Welcoming woodlands are top priority for Romena
Welcoming woodlands are top priority for Scottish Forestry’s Engagement Programme Manager Romena Huq.
From faith celebrations, to all ability cycle tours and leadership training - Romena is charged with ensuring all communities in Scotland can make the most of woodland and forest spaces, that they are welcomed and have access.
Romena said: “This job is about delivering projects to break down barriers to access to forests and woodlands for those in protected characteristic groups.
“I also work to support and build the volunteer community champions network, and ensure it continues to be self-sustaining, with leaders given the skills to build their networks.
“All of that work feeds up to Scotland’s forestry as a whole. Including advising on inclusivity for Scottish Forestry itself, from recruitment right through to working practice.”
Romena was instrumental in training women leaders who then went on to setting up a Sikh women’s walking group, fundamental to initiating the annual Pride Outside festival as well as new cycle project Woodland Wheels.
She said: “Woodland Wheels brings together urban cycle leaders and a herbalist, showing new cyclists how to access woodlands from an urban setting and teaching them about plants and herbs they encounter on the way.
“There are so many great projects like it across Scotland, because we listen to and work with a community and support them to make the most of the woodland and forest spaces in the way that suits them.”
Romena always had an interest in woodland and outdoor spaces, volunteering at Shotts Nature Park throughout her teenage years.
Her interest in the environment and recycling originally set her on a course to work in wind energy via an undergraduate degree in chemical processing engineering and an energy systems and environmental management Masters.
She said: “I had a strong interest in the engagement side of renewables while I was studying. My original intention was to go into wind energy, but when I graduated there weren’t as many opportunities as there are now.
“Through the practical skills I gained in conservation and forestry as a volunteer, I was able to make the shift into the forestry industry and I’ve been here ever since.
“I love my job, creating safe spaces and opening forests and woodlands up to people who may not see that they belong there, having that positive impact on people’s lives and directly contributing to battling climate change.”
Her early experience also drives Romena’s passion for volunteering.
She added: “I talk to young people all the time about the benefits of volunteering, they’ll build so many skills that employers value, not just ones around forestry but meta skills such as communication.”
Elaine Ellis, Skills Development Scotland (SDS) Sector Manager, said: ““Forestry is a vital part of Scotland’s drive to net zero, there are opportunities across the sector and routes into forestry include apprenticeships, direct entry level jobs as well as going via the college and university sector.
“The recently published Green Jobs in Scotland report showed forestry as a growth sector for Scotland with opportunities across the country.”
The Green Jobs in Scotland report, which was supported by SDS, also showed women are markedly under-represented in green jobs in Scotland.

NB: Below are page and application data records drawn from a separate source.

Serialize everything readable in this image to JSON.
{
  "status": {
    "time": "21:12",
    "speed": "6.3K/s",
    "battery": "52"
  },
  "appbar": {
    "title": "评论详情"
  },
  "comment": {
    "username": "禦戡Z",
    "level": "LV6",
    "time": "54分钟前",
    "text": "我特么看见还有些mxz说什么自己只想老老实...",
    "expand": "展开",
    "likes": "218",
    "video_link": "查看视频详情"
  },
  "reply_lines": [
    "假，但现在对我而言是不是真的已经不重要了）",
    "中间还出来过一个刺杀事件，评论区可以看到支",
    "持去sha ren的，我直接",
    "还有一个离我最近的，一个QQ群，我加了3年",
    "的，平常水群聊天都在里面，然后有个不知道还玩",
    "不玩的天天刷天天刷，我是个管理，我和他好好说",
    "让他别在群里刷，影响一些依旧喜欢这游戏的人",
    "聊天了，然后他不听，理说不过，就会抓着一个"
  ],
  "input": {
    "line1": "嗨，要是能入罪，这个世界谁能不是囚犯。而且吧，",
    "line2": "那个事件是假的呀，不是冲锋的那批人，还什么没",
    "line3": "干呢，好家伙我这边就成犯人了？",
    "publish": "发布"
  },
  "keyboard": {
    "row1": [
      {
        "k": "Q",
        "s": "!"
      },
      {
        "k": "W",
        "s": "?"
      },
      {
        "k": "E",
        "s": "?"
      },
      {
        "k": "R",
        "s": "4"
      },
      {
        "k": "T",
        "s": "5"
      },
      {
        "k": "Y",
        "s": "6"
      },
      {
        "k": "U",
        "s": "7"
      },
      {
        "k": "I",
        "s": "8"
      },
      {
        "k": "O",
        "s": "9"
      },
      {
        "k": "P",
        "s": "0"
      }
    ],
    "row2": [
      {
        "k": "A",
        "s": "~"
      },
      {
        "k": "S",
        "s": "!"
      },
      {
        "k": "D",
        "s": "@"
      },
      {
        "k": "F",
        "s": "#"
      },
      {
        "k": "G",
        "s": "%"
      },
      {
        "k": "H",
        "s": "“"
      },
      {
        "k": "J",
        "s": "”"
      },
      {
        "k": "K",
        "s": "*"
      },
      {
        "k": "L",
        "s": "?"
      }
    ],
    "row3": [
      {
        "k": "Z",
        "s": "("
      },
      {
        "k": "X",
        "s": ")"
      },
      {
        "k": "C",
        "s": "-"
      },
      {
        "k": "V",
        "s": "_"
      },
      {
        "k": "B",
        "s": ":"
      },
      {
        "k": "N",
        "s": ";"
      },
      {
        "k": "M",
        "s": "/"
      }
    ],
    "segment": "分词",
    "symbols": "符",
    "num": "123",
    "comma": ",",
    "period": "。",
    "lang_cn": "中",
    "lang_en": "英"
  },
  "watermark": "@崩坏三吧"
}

Romena said: “The gender balance in forestry has very much improved in my time here, but there is still so much opportunity especially in those roles that are really based out in the forests and woodlands themselves.
“There are so many advantages to working in the industry, not least the huge variety in jobs you can do.
“In every one of them you get the benefit of spending at least part of your time outdoors, knowing you are combatting climate change and protecting Scotland’s natural environment for all of us to use and enjoy safely for generations to come.”